Also pictured, avant garde painter, Hans Richter.
Found on Cocosse Journal
3. Banksy crashed Venice Biennale (to address the city’s cruise ship problem)
Banksy’s website is here.
4. Fishing boat “New England” covered in ice, British Columbia, 1916
Photograph by Leonard Frank, found on Reddit.
5. A 16th Century Ritual axe
Decorated with skulls and crown motifs. It’s made from gilded bronze and rock crystal. Kham region. Derge, Tibet or China. Found on Reddit.
6. “El poder brutal” 30 meter high sculpture of the devil in Ecuador made in the 1980s
César Octaviano Cristóbal Buenaño Núñez, a tractor driver employed by the Ecuadorean ministry of public works. Buenaño was born in Ambato and lived in Santo Domingo de los Colorados. He died in 2001...
Buenaño was commissioned to demolish a rocky hill along a curve of the Alóag–Santo Domingo road, at approximately the 50-km marker. This rock was blocking the view of drivers and causing accidents along the road. Buenaño began his work with a Payloader tractor. In this work he uncovered a gigantic solid rock, which he decided to sculpt.… Only his family and close friends were aware of his artistic tendencies.
Bueñano worked the mountain with his tractor between 6 AM and 3 PM every day; from 3 PM to 9 PM he worked on the sculpture. He angled his tractor work with great care so that the colossal sculpture would not be visible from the road until it was finished. Finally, the Ministry demanded that Buenaño finish the demolition; the final dynamite blast revealed the sculpture to view.
Bueñano commented during the construction to his friends that “by sculpting a figure that represented the Devil , the Devil would leave the drivers alone.” Referring to a small Catholic shrine 10 km away, he also said, “If the Virgin and the saints have their sculptures, why cannot the Devil have his own?”
Found on Wikipedia.
7. The Cactus Dome
The Runit Dome, also called “Cactus Dome” or locally “The Tomb“, is a 115 m (377 ft) diameter, 46 cm (18 in) thick dome of concrete at sea level, encapsulating an estimated 73,000 m3 of radioactive debris, including some plutonium-239. The debris stems from nuclear tests conducted in the Enewetak Atoll by the United States between 1946 and 1958. You can read more about that in “The Poisoned Paradise Island“.
8. Marie Curie’s notebooks (still radioactive from 1910)
Stored in the Bibliotheque National in Paris, still so radioactive that it has to be stored in a lead container. If you want to look at her manuscripts, you have to sign a liability waiver. Radium 226 has a half life of approximately 1,600 years, so for 90% of the radioactivity to dissipate, you’re looking at 5,280 years before they’re safe to handle again. I also know where Marie Curie’s radioactive bunker is in Paris if you’re interested.
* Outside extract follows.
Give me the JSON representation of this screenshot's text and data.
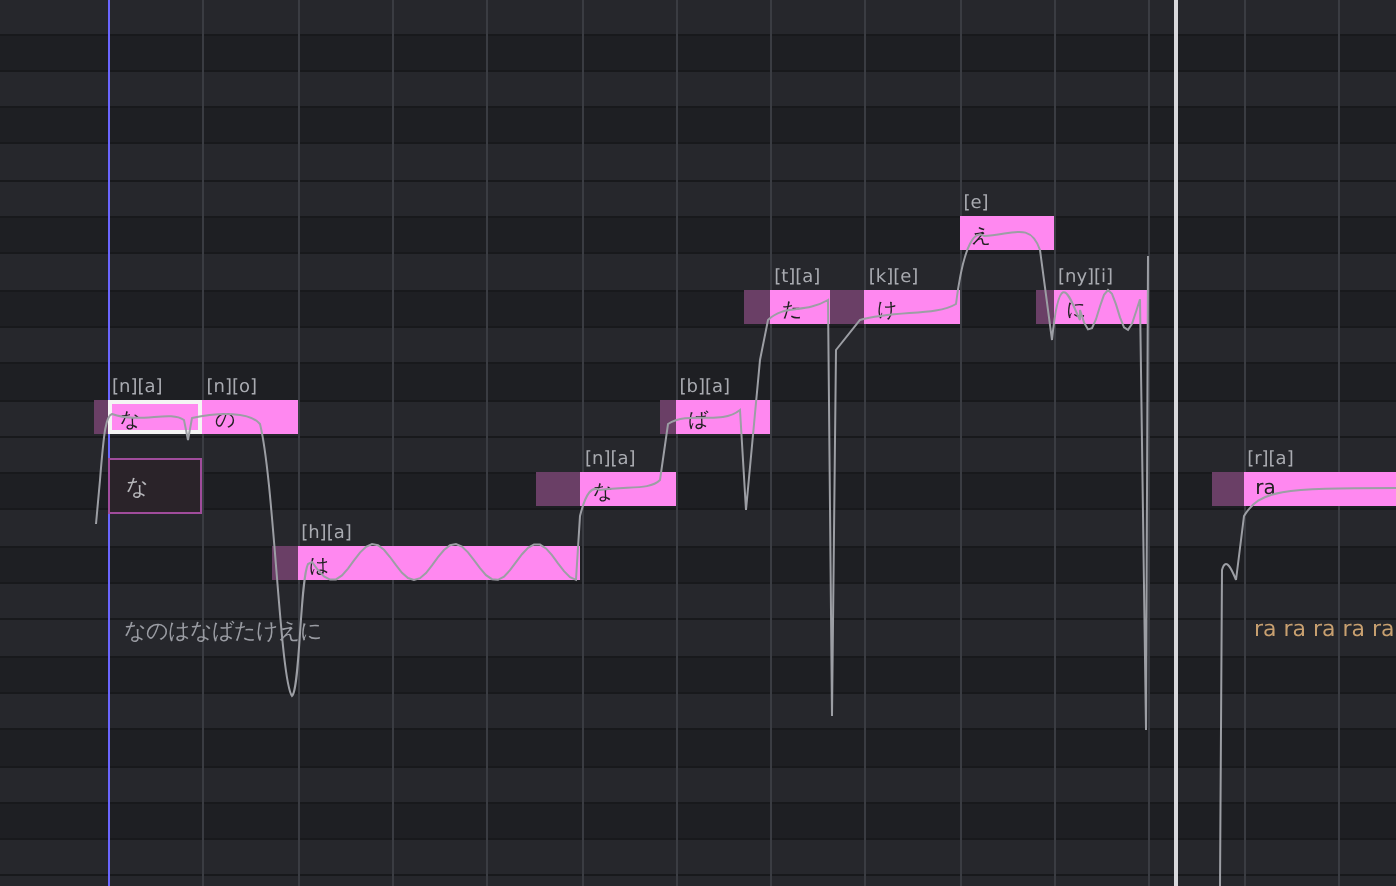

9. A boy scout who built a nuclear reactor in his mom’s backyard
10. This Abandoned Café Facade
Located in the small town of Miami, Arizona, photographed recently by RoadsidePeek – Syd Nagoshi has been taking roadside photos and road trips since the mid-1990’s.
11. This Back Alley on Old Montreal
Transformed by the concept store Maison Pepin & Espace Pepin. Photographed by urban scout Foster Bloom.
12. My Living Doll (a short-lived 1960s sitcom)
Bob Cummings and Julie Newmar in the short-lived 1960s sitcom My Living Doll. Newmar’s character was an android. Here’s one of the episodes:
13. Old Disney Makeovers are the Best
From the Cookie Carnival (1935).